Your objective: Go over the material below and report every line that contains the word "days".

Data shown:

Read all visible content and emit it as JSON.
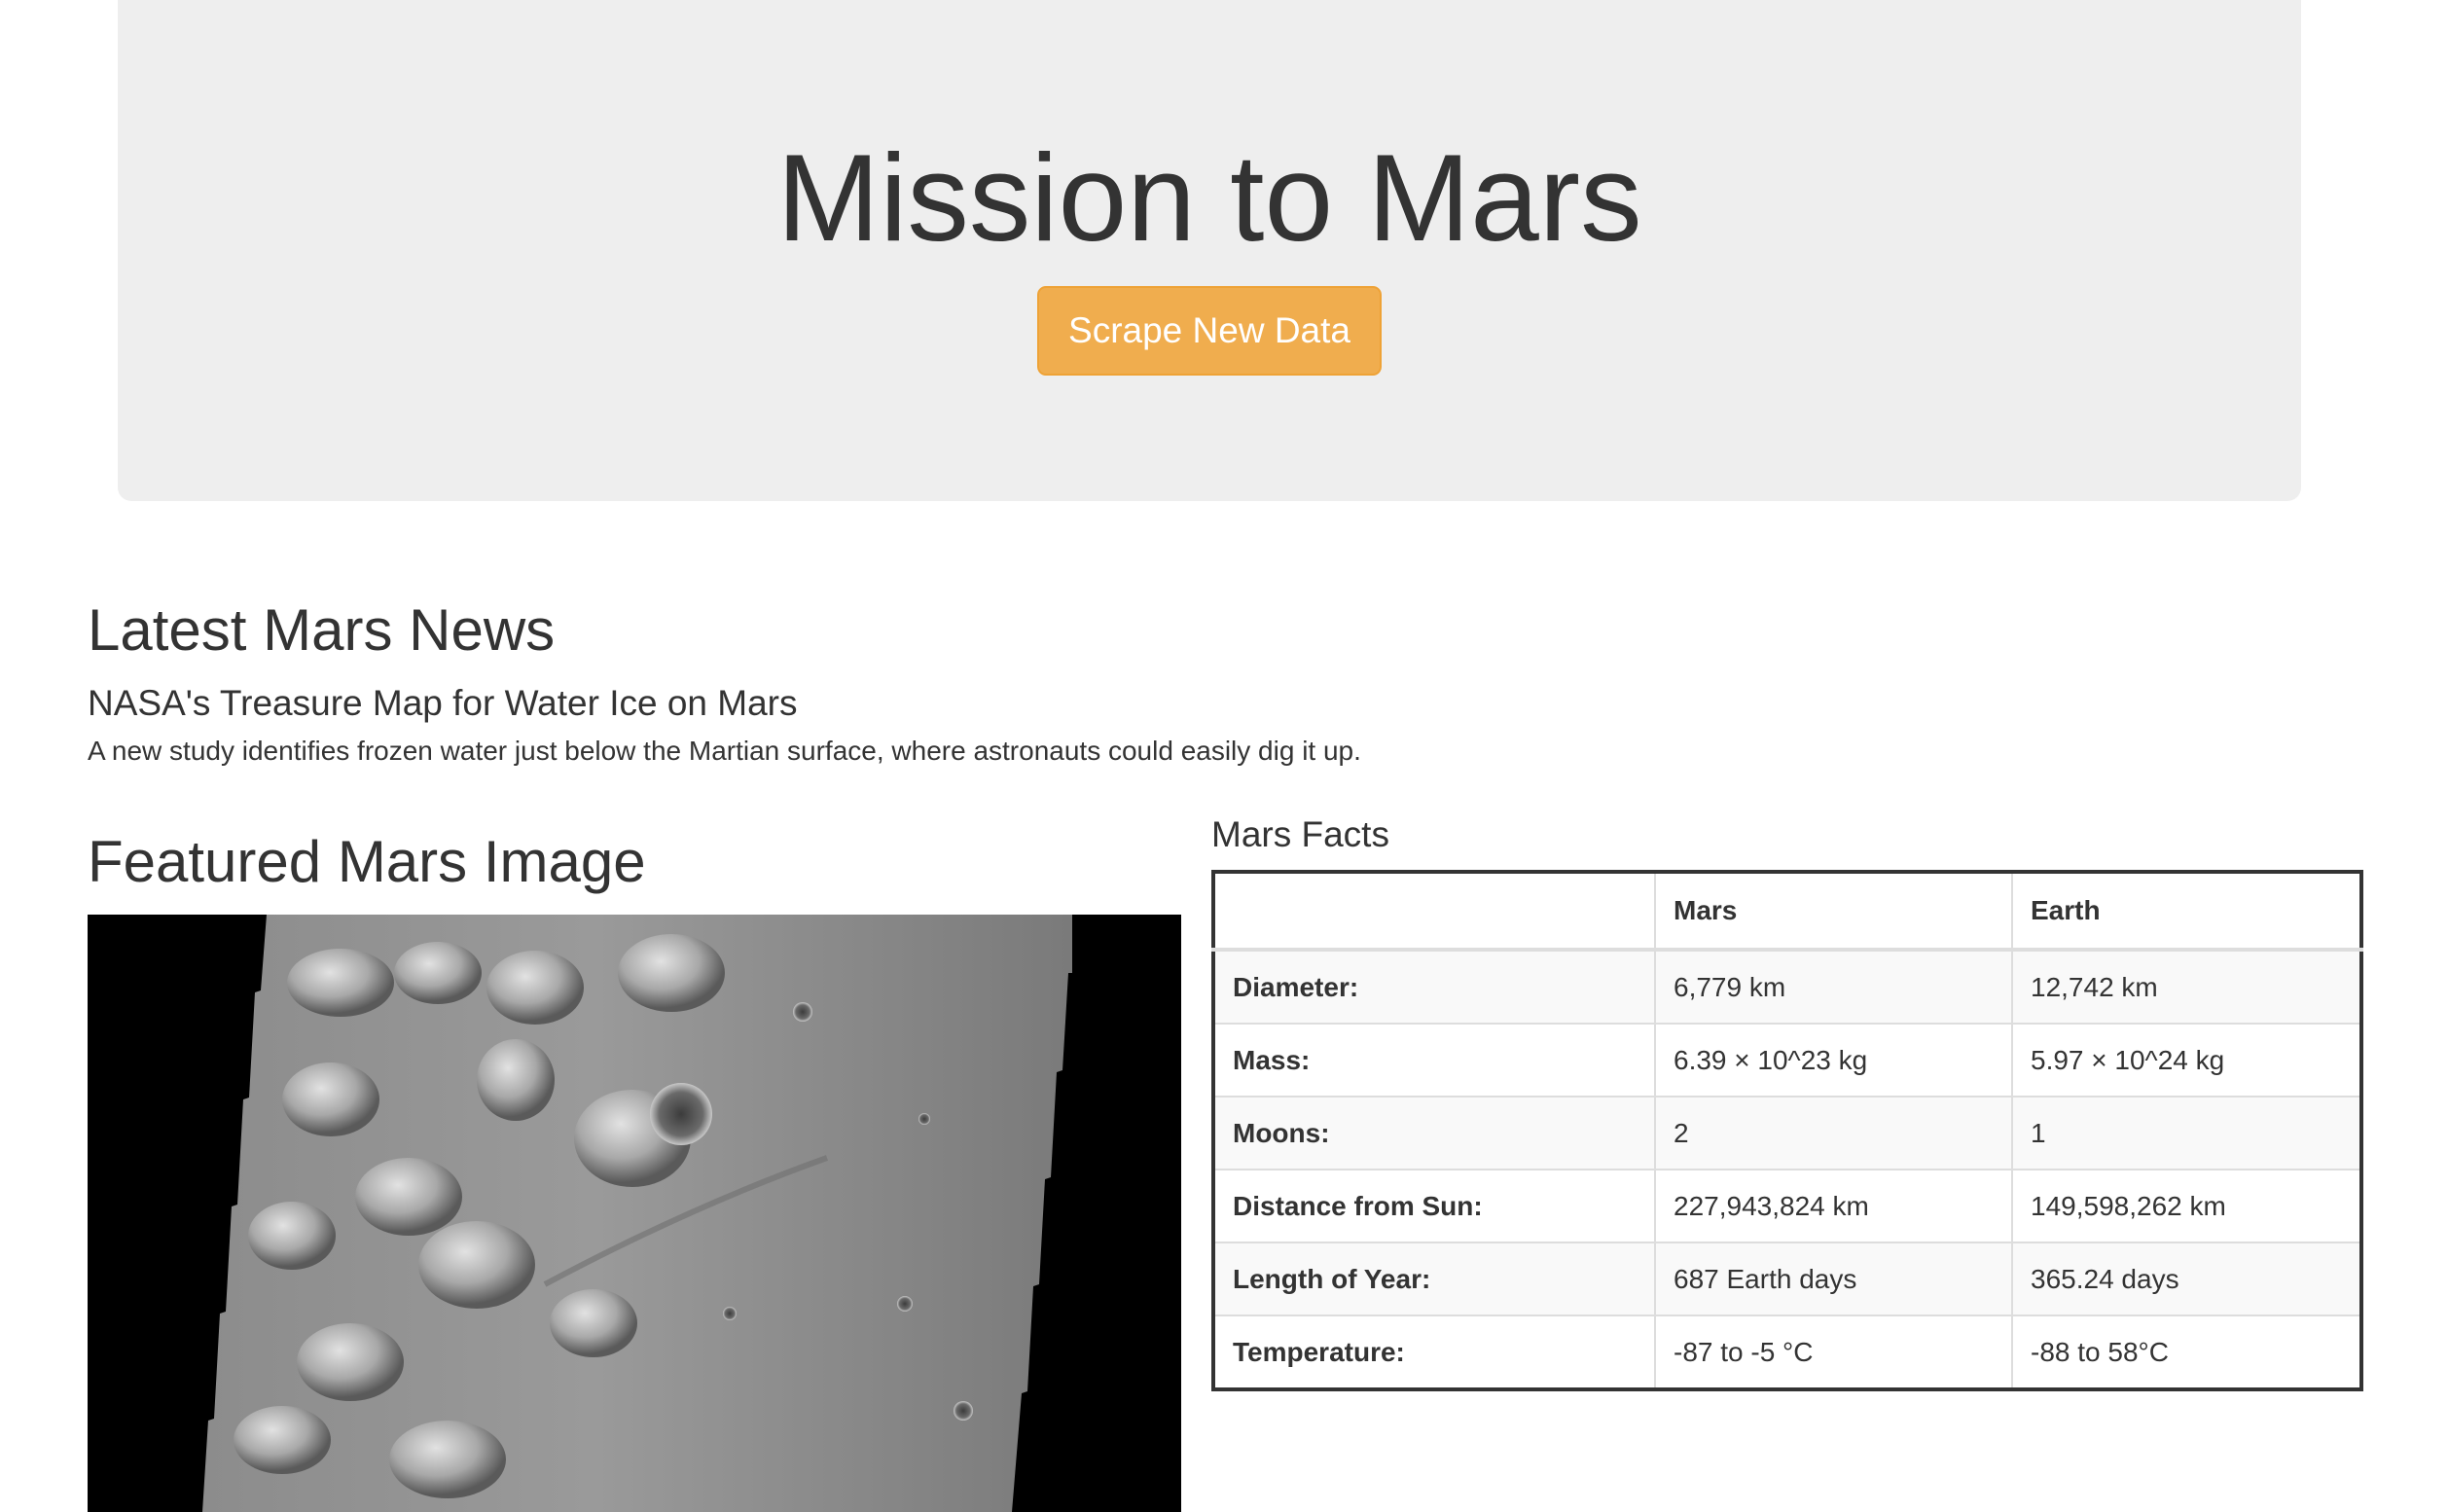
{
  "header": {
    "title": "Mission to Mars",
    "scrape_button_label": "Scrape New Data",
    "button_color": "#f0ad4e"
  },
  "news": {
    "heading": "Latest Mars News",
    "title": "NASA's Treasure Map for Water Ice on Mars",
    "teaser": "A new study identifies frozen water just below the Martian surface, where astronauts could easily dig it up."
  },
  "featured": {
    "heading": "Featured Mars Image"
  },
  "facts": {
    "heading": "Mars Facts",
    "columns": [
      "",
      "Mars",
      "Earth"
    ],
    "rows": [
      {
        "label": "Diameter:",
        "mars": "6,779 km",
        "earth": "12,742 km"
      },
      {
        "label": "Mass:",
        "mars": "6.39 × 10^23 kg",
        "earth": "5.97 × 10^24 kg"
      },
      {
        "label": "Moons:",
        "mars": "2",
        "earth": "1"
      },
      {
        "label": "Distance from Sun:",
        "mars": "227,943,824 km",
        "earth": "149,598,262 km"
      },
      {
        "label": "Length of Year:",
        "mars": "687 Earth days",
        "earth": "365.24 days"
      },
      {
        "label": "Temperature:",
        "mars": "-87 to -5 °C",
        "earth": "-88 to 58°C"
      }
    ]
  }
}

Solution to the problem:
        "mars": "687 Earth days",
        "earth": "365.24 days"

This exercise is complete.